(Entries from a dataset of interfaces)
........
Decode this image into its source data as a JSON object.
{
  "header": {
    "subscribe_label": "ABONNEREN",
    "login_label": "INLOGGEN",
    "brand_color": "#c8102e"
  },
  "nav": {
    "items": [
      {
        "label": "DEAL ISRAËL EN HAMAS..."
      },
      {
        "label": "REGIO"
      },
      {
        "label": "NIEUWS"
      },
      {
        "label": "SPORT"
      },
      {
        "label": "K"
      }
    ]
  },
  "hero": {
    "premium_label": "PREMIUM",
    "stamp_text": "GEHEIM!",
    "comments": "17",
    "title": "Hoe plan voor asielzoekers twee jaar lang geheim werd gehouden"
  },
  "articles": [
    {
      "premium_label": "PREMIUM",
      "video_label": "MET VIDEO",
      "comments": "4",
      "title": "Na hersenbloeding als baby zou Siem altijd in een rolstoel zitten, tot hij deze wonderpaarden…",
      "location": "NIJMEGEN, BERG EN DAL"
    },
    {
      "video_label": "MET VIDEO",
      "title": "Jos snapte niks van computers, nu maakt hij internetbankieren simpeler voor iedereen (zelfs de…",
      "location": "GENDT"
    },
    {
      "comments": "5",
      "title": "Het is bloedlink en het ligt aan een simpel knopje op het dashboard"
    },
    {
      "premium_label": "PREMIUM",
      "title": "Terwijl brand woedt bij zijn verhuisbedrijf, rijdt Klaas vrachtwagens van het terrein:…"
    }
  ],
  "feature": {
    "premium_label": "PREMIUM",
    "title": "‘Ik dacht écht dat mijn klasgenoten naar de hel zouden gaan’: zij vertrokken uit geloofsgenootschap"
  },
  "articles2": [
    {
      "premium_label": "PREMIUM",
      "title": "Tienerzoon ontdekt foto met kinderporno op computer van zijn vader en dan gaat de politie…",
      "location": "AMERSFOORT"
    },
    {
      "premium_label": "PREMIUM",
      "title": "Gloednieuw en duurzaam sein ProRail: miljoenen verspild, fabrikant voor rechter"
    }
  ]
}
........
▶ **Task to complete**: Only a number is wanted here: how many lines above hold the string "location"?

▶ **Response box**: 3